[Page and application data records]

------------

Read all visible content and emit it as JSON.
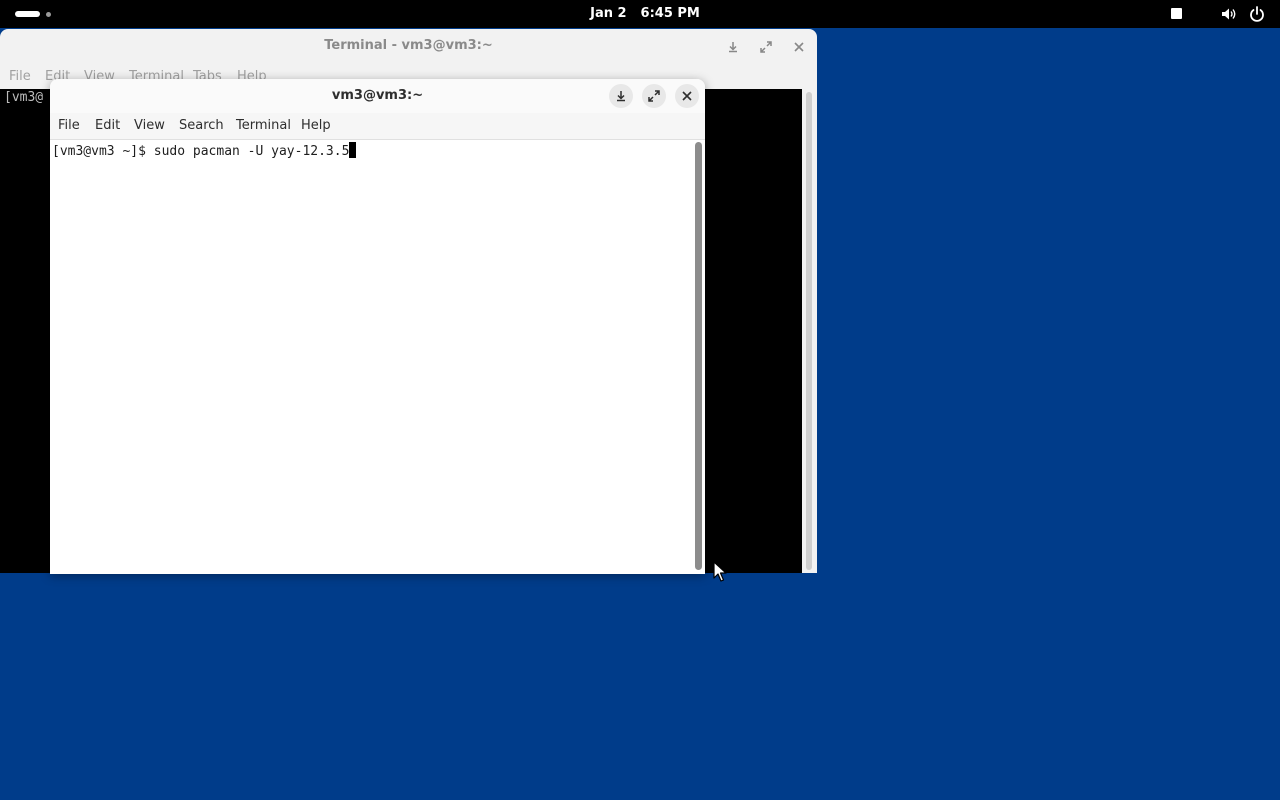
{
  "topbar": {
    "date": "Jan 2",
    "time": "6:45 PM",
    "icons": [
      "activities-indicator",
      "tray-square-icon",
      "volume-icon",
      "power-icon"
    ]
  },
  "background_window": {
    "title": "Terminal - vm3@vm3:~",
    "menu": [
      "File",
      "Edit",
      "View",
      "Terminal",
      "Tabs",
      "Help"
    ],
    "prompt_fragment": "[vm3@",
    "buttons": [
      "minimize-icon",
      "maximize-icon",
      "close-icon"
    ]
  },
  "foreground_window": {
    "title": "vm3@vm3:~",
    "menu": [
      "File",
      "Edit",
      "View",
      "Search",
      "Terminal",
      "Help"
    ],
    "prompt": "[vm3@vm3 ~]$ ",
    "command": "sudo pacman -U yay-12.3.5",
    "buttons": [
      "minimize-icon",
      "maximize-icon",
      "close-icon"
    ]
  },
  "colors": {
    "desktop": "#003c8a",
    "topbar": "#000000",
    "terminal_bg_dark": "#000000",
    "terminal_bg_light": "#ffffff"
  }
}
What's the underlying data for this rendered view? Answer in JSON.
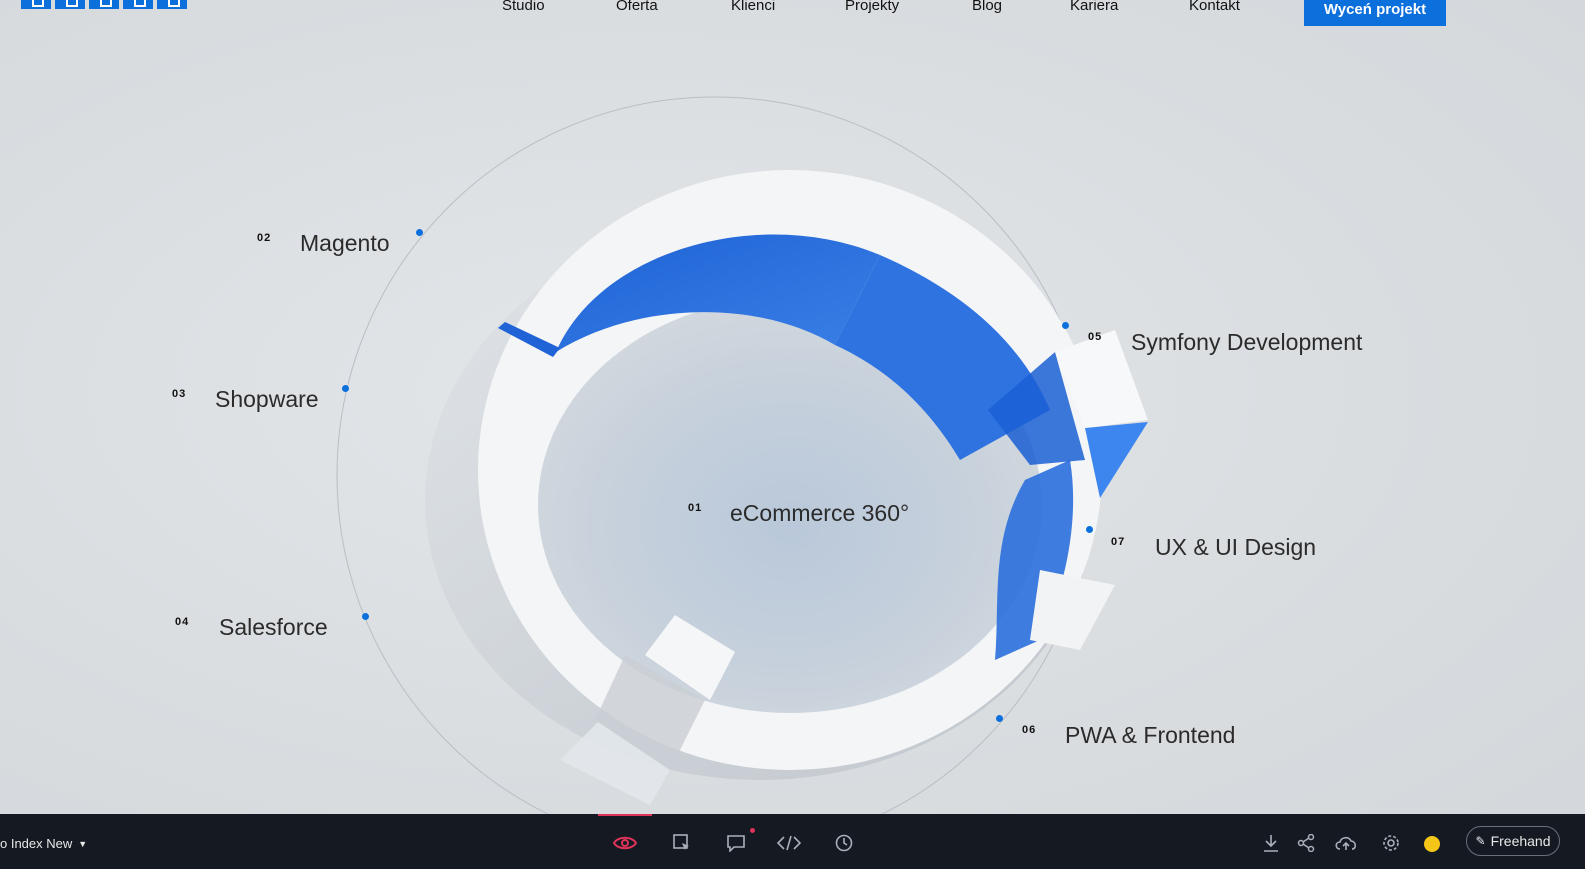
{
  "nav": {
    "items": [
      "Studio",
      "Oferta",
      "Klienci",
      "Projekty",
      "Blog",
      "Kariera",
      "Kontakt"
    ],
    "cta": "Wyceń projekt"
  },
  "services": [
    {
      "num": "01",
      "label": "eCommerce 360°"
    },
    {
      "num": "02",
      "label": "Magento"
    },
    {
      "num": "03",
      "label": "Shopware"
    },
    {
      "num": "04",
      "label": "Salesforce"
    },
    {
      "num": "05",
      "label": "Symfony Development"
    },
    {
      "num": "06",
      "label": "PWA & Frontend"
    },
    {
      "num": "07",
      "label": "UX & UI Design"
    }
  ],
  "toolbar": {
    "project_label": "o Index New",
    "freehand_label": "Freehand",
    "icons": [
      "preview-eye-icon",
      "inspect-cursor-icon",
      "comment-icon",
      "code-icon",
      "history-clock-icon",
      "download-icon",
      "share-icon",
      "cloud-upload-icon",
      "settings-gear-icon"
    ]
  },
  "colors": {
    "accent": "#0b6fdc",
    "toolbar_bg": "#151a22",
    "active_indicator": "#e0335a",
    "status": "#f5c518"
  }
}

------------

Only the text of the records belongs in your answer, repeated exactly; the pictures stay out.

Read all visible content and emit it as JSON.
{
  "topbar": {
    "date": "Jan 2",
    "time": "6:45 PM",
    "icons": [
      "activities-indicator",
      "tray-square-icon",
      "volume-icon",
      "power-icon"
    ]
  },
  "background_window": {
    "title": "Terminal - vm3@vm3:~",
    "menu": [
      "File",
      "Edit",
      "View",
      "Terminal",
      "Tabs",
      "Help"
    ],
    "prompt_fragment": "[vm3@",
    "buttons": [
      "minimize-icon",
      "maximize-icon",
      "close-icon"
    ]
  },
  "foreground_window": {
    "title": "vm3@vm3:~",
    "menu": [
      "File",
      "Edit",
      "View",
      "Search",
      "Terminal",
      "Help"
    ],
    "prompt": "[vm3@vm3 ~]$ ",
    "command": "sudo pacman -U yay-12.3.5",
    "buttons": [
      "minimize-icon",
      "maximize-icon",
      "close-icon"
    ]
  },
  "colors": {
    "desktop": "#003c8a",
    "topbar": "#000000",
    "terminal_bg_dark": "#000000",
    "terminal_bg_light": "#ffffff"
  }
}
What's the underlying data for this rendered view? Answer in JSON.
{
  "nav": {
    "items": [
      "Studio",
      "Oferta",
      "Klienci",
      "Projekty",
      "Blog",
      "Kariera",
      "Kontakt"
    ],
    "cta": "Wyceń projekt"
  },
  "services": [
    {
      "num": "01",
      "label": "eCommerce 360°"
    },
    {
      "num": "02",
      "label": "Magento"
    },
    {
      "num": "03",
      "label": "Shopware"
    },
    {
      "num": "04",
      "label": "Salesforce"
    },
    {
      "num": "05",
      "label": "Symfony Development"
    },
    {
      "num": "06",
      "label": "PWA & Frontend"
    },
    {
      "num": "07",
      "label": "UX & UI Design"
    }
  ],
  "toolbar": {
    "project_label": "o Index New",
    "freehand_label": "Freehand",
    "icons": [
      "preview-eye-icon",
      "inspect-cursor-icon",
      "comment-icon",
      "code-icon",
      "history-clock-icon",
      "download-icon",
      "share-icon",
      "cloud-upload-icon",
      "settings-gear-icon"
    ]
  },
  "colors": {
    "accent": "#0b6fdc",
    "toolbar_bg": "#151a22",
    "active_indicator": "#e0335a",
    "status": "#f5c518"
  }
}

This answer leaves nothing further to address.